While this technique isn’t necessarily effective for all situations, it’s certainly worth a shot in a moment of crisis. Essentially, it is the human equivalent of rebooting a computer that’s acting up. Maybe it’ll fix the issue, maybe it won’t — but at least it’s a good first step.

Temporary separation

When tempers are flared up, many times the best thing you can do is get the aggrieved parties away from each other as fast as possible.

Every situation is different so there may be times when a conflict seems to be more one-sided, meaning one person is being aggressive or hostile while the other is less so. Still, for all sides to save face, it may be unwise to put the more aggressive person on a “time out.” Instead, consider asking both sides to take a break…a break where they go in opposite directions.

During this break period, Harvard Business Review recommends brokering a détente. “Don’t rush to sit them down together,” HBR suggests. “There are likely be asymmetries in their power or their abilities and you risk causing further damage to the relationship.”
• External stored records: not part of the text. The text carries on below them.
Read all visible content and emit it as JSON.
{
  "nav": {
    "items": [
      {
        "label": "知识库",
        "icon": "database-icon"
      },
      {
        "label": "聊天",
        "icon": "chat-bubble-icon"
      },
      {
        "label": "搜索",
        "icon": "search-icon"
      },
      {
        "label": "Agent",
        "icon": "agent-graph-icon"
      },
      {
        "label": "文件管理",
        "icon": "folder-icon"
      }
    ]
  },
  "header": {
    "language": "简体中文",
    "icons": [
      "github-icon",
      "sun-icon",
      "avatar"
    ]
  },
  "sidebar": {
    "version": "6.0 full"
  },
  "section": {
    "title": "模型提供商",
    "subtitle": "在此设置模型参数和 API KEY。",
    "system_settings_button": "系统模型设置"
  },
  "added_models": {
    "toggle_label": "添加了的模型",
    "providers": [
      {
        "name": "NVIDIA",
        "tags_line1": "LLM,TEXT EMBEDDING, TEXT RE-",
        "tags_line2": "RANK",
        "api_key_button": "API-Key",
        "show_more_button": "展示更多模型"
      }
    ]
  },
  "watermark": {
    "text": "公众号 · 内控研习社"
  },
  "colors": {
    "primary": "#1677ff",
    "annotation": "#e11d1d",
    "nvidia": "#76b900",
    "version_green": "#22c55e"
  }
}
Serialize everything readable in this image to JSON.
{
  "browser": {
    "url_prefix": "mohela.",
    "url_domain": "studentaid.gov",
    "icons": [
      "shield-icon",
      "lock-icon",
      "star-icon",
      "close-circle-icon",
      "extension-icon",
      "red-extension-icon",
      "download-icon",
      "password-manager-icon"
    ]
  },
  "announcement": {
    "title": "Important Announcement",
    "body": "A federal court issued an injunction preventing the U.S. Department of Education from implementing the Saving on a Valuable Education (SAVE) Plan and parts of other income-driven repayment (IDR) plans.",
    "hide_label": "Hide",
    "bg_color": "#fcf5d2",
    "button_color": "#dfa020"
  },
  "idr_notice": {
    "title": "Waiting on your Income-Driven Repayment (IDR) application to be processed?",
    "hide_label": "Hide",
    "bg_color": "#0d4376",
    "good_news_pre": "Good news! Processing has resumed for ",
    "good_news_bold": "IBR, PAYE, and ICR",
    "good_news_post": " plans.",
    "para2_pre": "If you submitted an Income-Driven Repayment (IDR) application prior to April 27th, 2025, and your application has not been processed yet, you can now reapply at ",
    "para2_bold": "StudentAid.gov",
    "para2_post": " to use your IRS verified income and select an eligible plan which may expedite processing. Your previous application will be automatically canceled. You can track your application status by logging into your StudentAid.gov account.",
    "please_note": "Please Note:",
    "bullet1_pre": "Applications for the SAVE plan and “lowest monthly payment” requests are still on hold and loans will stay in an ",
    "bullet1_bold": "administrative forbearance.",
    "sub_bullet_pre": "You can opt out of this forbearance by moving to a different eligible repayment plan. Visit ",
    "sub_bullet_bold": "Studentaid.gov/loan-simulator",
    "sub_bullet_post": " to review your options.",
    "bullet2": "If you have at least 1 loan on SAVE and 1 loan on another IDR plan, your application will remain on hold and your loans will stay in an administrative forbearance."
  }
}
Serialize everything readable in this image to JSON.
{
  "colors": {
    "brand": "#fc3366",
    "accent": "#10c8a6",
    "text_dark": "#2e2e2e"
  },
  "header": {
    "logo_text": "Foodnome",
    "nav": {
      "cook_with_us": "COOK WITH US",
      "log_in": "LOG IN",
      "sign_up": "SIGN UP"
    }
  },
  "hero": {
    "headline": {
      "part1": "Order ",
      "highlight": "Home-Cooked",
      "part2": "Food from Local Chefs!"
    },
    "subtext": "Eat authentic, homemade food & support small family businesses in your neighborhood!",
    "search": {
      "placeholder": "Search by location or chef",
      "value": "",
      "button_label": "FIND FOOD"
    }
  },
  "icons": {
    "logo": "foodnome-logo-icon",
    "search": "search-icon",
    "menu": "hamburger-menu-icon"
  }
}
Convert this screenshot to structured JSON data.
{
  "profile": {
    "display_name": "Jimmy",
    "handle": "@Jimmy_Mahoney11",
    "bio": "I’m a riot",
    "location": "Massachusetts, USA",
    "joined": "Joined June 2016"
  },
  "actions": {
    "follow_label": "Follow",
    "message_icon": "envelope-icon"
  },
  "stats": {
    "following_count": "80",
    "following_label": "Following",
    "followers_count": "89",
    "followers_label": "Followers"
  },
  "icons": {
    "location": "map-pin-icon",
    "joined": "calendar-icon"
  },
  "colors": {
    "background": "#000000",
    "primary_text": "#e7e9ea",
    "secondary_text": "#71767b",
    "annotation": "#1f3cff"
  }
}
Thus, there is no one-size-fits-all rule to how long the temporary separation of parties should last. Sometimes a few minutes is enough; other times, you might have to sit down with each employee first to discuss if anyone felt threatened or harassed. Organizations should definitely avoid putting two workers back into close contact if one of them feels unsafe.

Not taking sides (right away)

Before you jump in the middle of a verbal sparring at work, understand that anything you say could inadvertently throw gas on the fire. This can be especially true if you happen to have a closer relationship with one worker than the other, because of the perception of favoritism or bias.

Unless the conflict is blatantly one-sided or one worker is being berated, you don’t want to storm into the situation and start making judgments right away. There’s plenty of time for that after things have cooled down.

As noted by Slack, when attempting to de-escalate, “It’s more important to listen than to talk, and to ask questions instead of providing answers.”

Keep others out of it (at first)

Nothing seems to escalate an incident faster than when others rush in to shout support for one side or another. Just as you don’t want to personally fan the flames of a dispute, you also want to keep other people from making the same mistake in the heat of the moment. Unless an employee is in danger that requires a physical response, adding more angry voices may only make the situation worse.

There will be plenty of time later for debriefing anyone who wants to add their opinions. In fact, if an incident is severe enough, it’s vital to bring in such employees who may have witnessed what occurred, or anyone who has additional information pertinent to the story.

In Closing

It’s human nature to get frustrated and upset at work sometimes. We’ve all done it to some extent, even if we managed to keep our feelings to ourselves. But sometimes workers wind up venting on each other. Before that even happens, the entire team needs to be trained and ready to respond appropriately to de-escalate the situation. When handled correctly, most workplace conflicts can reach a peaceful resolution where everyone can get back to work without further disruption.